## Task goal
The answer must consist of every line below that holds the word "active".

..........

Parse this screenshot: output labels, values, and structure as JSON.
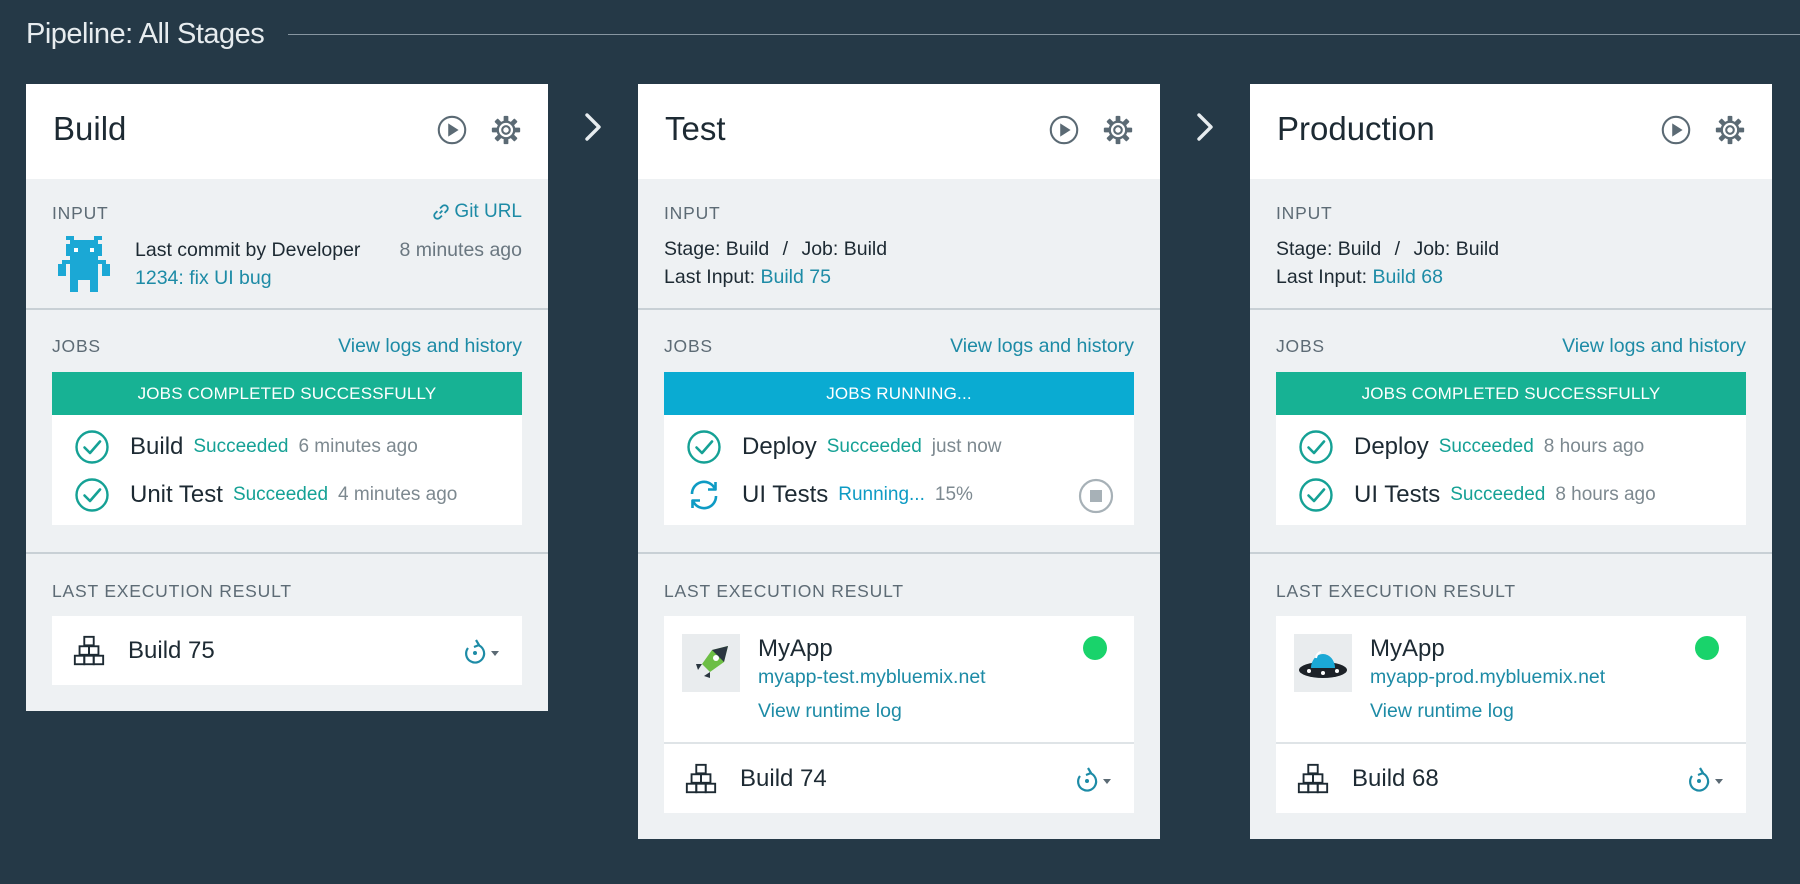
{
  "page": {
    "title": "Pipeline: All Stages"
  },
  "colors": {
    "background": "#253947",
    "success_banner": "#17b294",
    "running_banner": "#0aabd2",
    "link": "#1d8ba6",
    "success_text": "#15a195",
    "status_dot": "#19d36b"
  },
  "stages": [
    {
      "name": "Build",
      "input": {
        "label": "INPUT",
        "git_url": "Git URL",
        "commit_prefix": "Last commit by ",
        "commit_author": "Developer",
        "commit_time": "8 minutes ago",
        "commit_link": "1234: fix UI bug"
      },
      "jobs": {
        "label": "JOBS",
        "view_logs": "View logs and history",
        "banner": "JOBS COMPLETED SUCCESSFULLY",
        "items": [
          {
            "name": "Build",
            "status": "Succeeded",
            "time": "6 minutes ago",
            "icon": "check-circle-icon"
          },
          {
            "name": "Unit Test",
            "status": "Succeeded",
            "time": "4 minutes ago",
            "icon": "check-circle-icon"
          }
        ]
      },
      "last_execution": {
        "label": "LAST EXECUTION RESULT",
        "build": "Build 75"
      }
    },
    {
      "name": "Test",
      "input": {
        "label": "INPUT",
        "stage_prefix": "Stage: ",
        "stage_value": "Build",
        "separator": "/",
        "job_prefix": "Job: ",
        "job_value": "Build",
        "last_input_prefix": "Last Input: ",
        "last_input_link": "Build 75"
      },
      "jobs": {
        "label": "JOBS",
        "view_logs": "View logs and history",
        "banner": "JOBS RUNNING...",
        "items": [
          {
            "name": "Deploy",
            "status": "Succeeded",
            "time": "just now",
            "icon": "check-circle-icon"
          },
          {
            "name": "UI Tests",
            "status": "Running...",
            "time": "15%",
            "icon": "sync-icon"
          }
        ]
      },
      "last_execution": {
        "label": "LAST EXECUTION RESULT",
        "app_name": "MyApp",
        "app_url": "myapp-test.mybluemix.net",
        "runtime_log": "View runtime log",
        "build": "Build 74"
      }
    },
    {
      "name": "Production",
      "input": {
        "label": "INPUT",
        "stage_prefix": "Stage: ",
        "stage_value": "Build",
        "separator": "/",
        "job_prefix": "Job: ",
        "job_value": "Build",
        "last_input_prefix": "Last Input: ",
        "last_input_link": "Build 68"
      },
      "jobs": {
        "label": "JOBS",
        "view_logs": "View logs and history",
        "banner": "JOBS COMPLETED SUCCESSFULLY",
        "items": [
          {
            "name": "Deploy",
            "status": "Succeeded",
            "time": "8 hours ago",
            "icon": "check-circle-icon"
          },
          {
            "name": "UI Tests",
            "status": "Succeeded",
            "time": "8 hours ago",
            "icon": "check-circle-icon"
          }
        ]
      },
      "last_execution": {
        "label": "LAST EXECUTION RESULT",
        "app_name": "MyApp",
        "app_url": "myapp-prod.mybluemix.net",
        "runtime_log": "View runtime log",
        "build": "Build 68"
      }
    }
  ]
}
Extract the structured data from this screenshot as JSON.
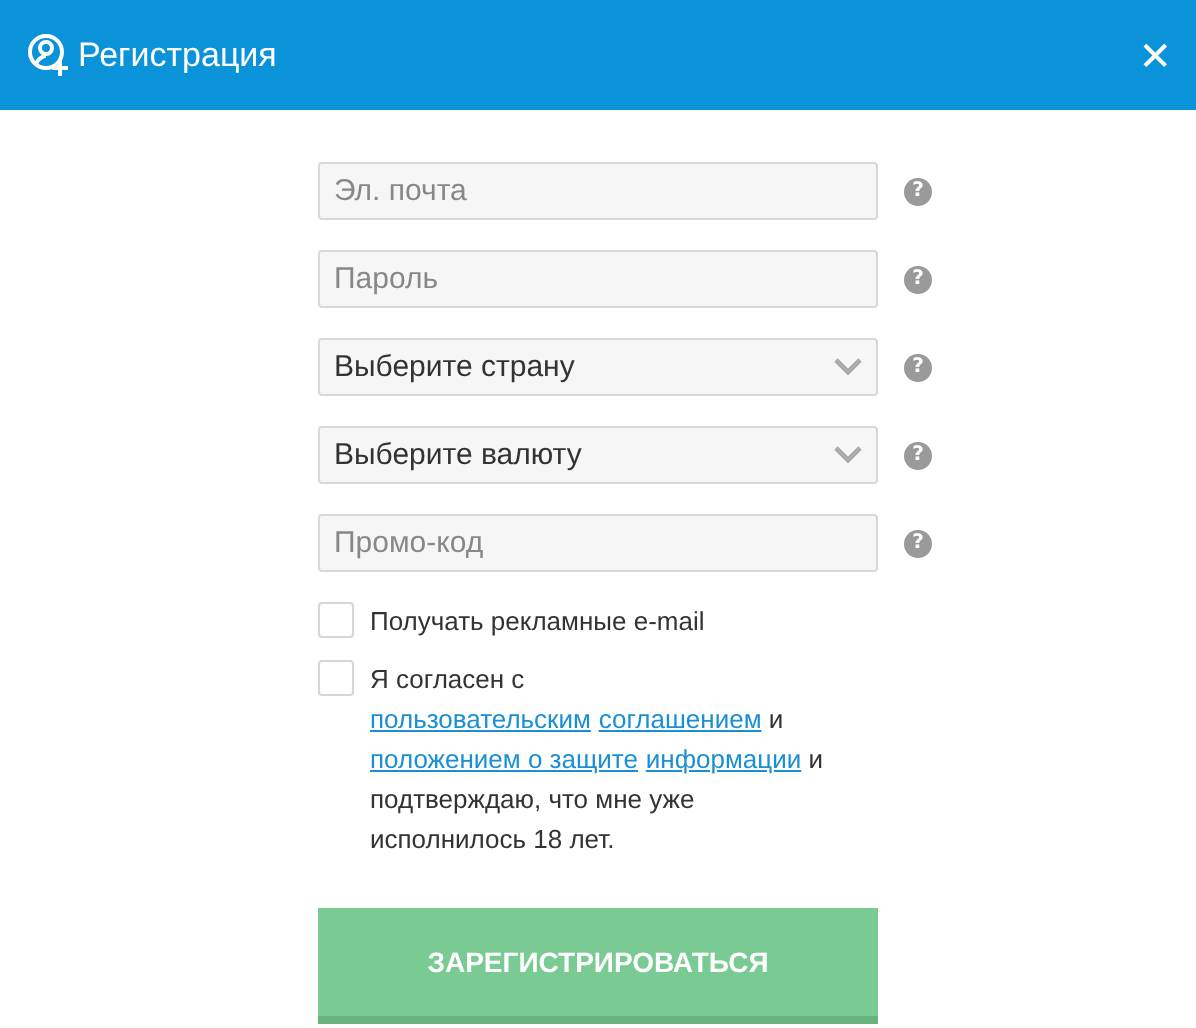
{
  "window": {
    "title": "Регистрация",
    "close": "✕"
  },
  "fields": [
    {
      "kind": "input",
      "placeholder": "Эл. почта",
      "help": "?"
    },
    {
      "kind": "input",
      "placeholder": "Пароль",
      "help": "?"
    },
    {
      "kind": "select",
      "value": "Выберите страну",
      "help": "?"
    },
    {
      "kind": "select",
      "value": "Выберите валюту",
      "help": "?"
    },
    {
      "kind": "input",
      "placeholder": "Промо-код",
      "help": "?"
    }
  ],
  "checkboxes": [
    {
      "checked": false,
      "segments": [
        {
          "kind": "text",
          "text": "Получать рекламные e-mail"
        }
      ]
    },
    {
      "checked": false,
      "segments": [
        {
          "kind": "text",
          "text": "Я согласен с "
        },
        {
          "kind": "link",
          "text": "пользовательским"
        },
        {
          "kind": "link",
          "text": "соглашением"
        },
        {
          "kind": "text",
          "text": " и "
        },
        {
          "kind": "link",
          "text": "положением о защите"
        },
        {
          "kind": "link",
          "text": "информации"
        },
        {
          "kind": "text",
          "text": " и подтверждаю, что мне уже исполнилось 18 лет."
        }
      ]
    }
  ],
  "submit": "ЗАРЕГИСТРИРОВАТЬСЯ"
}
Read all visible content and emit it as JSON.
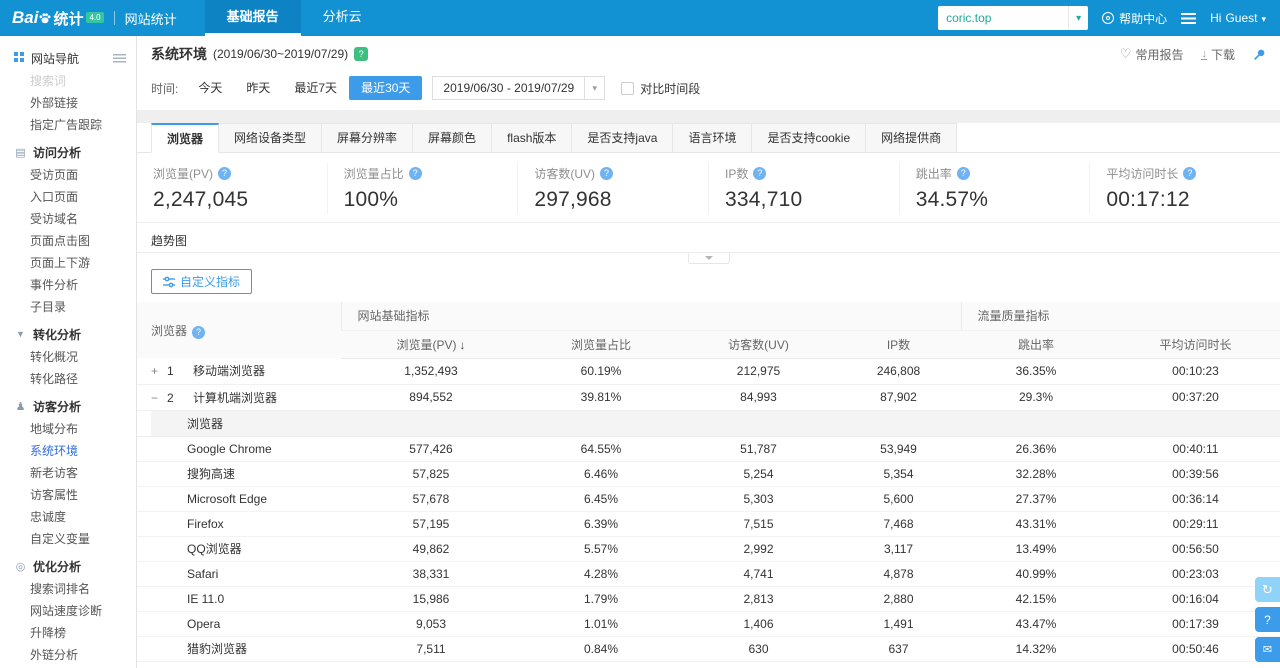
{
  "colors": {
    "header_bg": "#1292d2",
    "accent": "#3d9ce9",
    "link": "#2f6ce0",
    "green_badge": "#3fbf7f"
  },
  "header": {
    "logo_bai": "Bai",
    "logo_tongji": "统计",
    "version": "4.0",
    "product": "网站统计",
    "nav": [
      {
        "label": "基础报告",
        "active": true
      },
      {
        "label": "分析云",
        "active": false
      }
    ],
    "site": "coric.top",
    "help_center": "帮助中心",
    "greeting": "Hi",
    "user": "Guest"
  },
  "sidebar": {
    "title": "网站导航",
    "sections": [
      {
        "header": "",
        "icon": "",
        "items": [
          {
            "label": "搜索词",
            "muted": true
          },
          {
            "label": "外部链接"
          },
          {
            "label": "指定广告跟踪"
          }
        ]
      },
      {
        "header": "访问分析",
        "icon": "monitor",
        "items": [
          {
            "label": "受访页面"
          },
          {
            "label": "入口页面"
          },
          {
            "label": "受访域名"
          },
          {
            "label": "页面点击图"
          },
          {
            "label": "页面上下游"
          },
          {
            "label": "事件分析"
          },
          {
            "label": "子目录"
          }
        ]
      },
      {
        "header": "转化分析",
        "icon": "funnel",
        "items": [
          {
            "label": "转化概况"
          },
          {
            "label": "转化路径"
          }
        ]
      },
      {
        "header": "访客分析",
        "icon": "person",
        "items": [
          {
            "label": "地域分布"
          },
          {
            "label": "系统环境",
            "active": true
          },
          {
            "label": "新老访客"
          },
          {
            "label": "访客属性"
          },
          {
            "label": "忠诚度"
          },
          {
            "label": "自定义变量"
          }
        ]
      },
      {
        "header": "优化分析",
        "icon": "target",
        "items": [
          {
            "label": "搜索词排名"
          },
          {
            "label": "网站速度诊断"
          },
          {
            "label": "升降榜"
          },
          {
            "label": "外链分析"
          }
        ]
      }
    ]
  },
  "page": {
    "title": "系统环境",
    "date_range": "(2019/06/30~2019/07/29)",
    "fav_report": "常用报告",
    "download": "下载"
  },
  "filters": {
    "label": "时间:",
    "options": [
      {
        "label": "今天"
      },
      {
        "label": "昨天"
      },
      {
        "label": "最近7天"
      },
      {
        "label": "最近30天",
        "active": true
      }
    ],
    "date_value": "2019/06/30 - 2019/07/29",
    "compare": "对比时间段"
  },
  "tabs": [
    {
      "label": "浏览器",
      "active": true
    },
    {
      "label": "网络设备类型"
    },
    {
      "label": "屏幕分辨率"
    },
    {
      "label": "屏幕颜色"
    },
    {
      "label": "flash版本"
    },
    {
      "label": "是否支持java"
    },
    {
      "label": "语言环境"
    },
    {
      "label": "是否支持cookie"
    },
    {
      "label": "网络提供商"
    }
  ],
  "metrics": [
    {
      "label": "浏览量(PV)",
      "value": "2,247,045"
    },
    {
      "label": "浏览量占比",
      "value": "100%"
    },
    {
      "label": "访客数(UV)",
      "value": "297,968"
    },
    {
      "label": "IP数",
      "value": "334,710"
    },
    {
      "label": "跳出率",
      "value": "34.57%"
    },
    {
      "label": "平均访问时长",
      "value": "00:17:12"
    }
  ],
  "trend": {
    "label": "趋势图"
  },
  "custom_metric": {
    "label": "自定义指标"
  },
  "table": {
    "dim_header": "浏览器",
    "groups": [
      {
        "label": "网站基础指标",
        "span": 4
      },
      {
        "label": "流量质量指标",
        "span": 2
      }
    ],
    "columns": [
      {
        "label": "浏览量(PV)",
        "sorted": true
      },
      {
        "label": "浏览量占比"
      },
      {
        "label": "访客数(UV)"
      },
      {
        "label": "IP数"
      },
      {
        "label": "跳出率"
      },
      {
        "label": "平均访问时长"
      }
    ],
    "rows": [
      {
        "expand": "+",
        "rank": "1",
        "name": "移动端浏览器",
        "values": [
          "1,352,493",
          "60.19%",
          "212,975",
          "246,808",
          "36.35%",
          "00:10:23"
        ]
      },
      {
        "expand": "−",
        "rank": "2",
        "name": "计算机端浏览器",
        "expanded": true,
        "values": [
          "894,552",
          "39.81%",
          "84,993",
          "87,902",
          "29.3%",
          "00:37:20"
        ]
      }
    ],
    "sub_header": "浏览器",
    "sub_rows": [
      {
        "name": "Google Chrome",
        "values": [
          "577,426",
          "64.55%",
          "51,787",
          "53,949",
          "26.36%",
          "00:40:11"
        ]
      },
      {
        "name": "搜狗高速",
        "values": [
          "57,825",
          "6.46%",
          "5,254",
          "5,354",
          "32.28%",
          "00:39:56"
        ]
      },
      {
        "name": "Microsoft Edge",
        "values": [
          "57,678",
          "6.45%",
          "5,303",
          "5,600",
          "27.37%",
          "00:36:14"
        ]
      },
      {
        "name": "Firefox",
        "values": [
          "57,195",
          "6.39%",
          "7,515",
          "7,468",
          "43.31%",
          "00:29:11"
        ]
      },
      {
        "name": "QQ浏览器",
        "values": [
          "49,862",
          "5.57%",
          "2,992",
          "3,117",
          "13.49%",
          "00:56:50"
        ]
      },
      {
        "name": "Safari",
        "values": [
          "38,331",
          "4.28%",
          "4,741",
          "4,878",
          "40.99%",
          "00:23:03"
        ]
      },
      {
        "name": "IE 11.0",
        "values": [
          "15,986",
          "1.79%",
          "2,813",
          "2,880",
          "42.15%",
          "00:16:04"
        ]
      },
      {
        "name": "Opera",
        "values": [
          "9,053",
          "1.01%",
          "1,406",
          "1,491",
          "43.47%",
          "00:17:39"
        ]
      },
      {
        "name": "猎豹浏览器",
        "values": [
          "7,511",
          "0.84%",
          "630",
          "637",
          "14.32%",
          "00:50:46"
        ]
      }
    ]
  },
  "floating": [
    {
      "icon": "refresh"
    },
    {
      "icon": "service"
    },
    {
      "icon": "chat"
    }
  ]
}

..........

## Response to this task
        "active": true
        "active": false
            "active": true
        "active": true
      "active": true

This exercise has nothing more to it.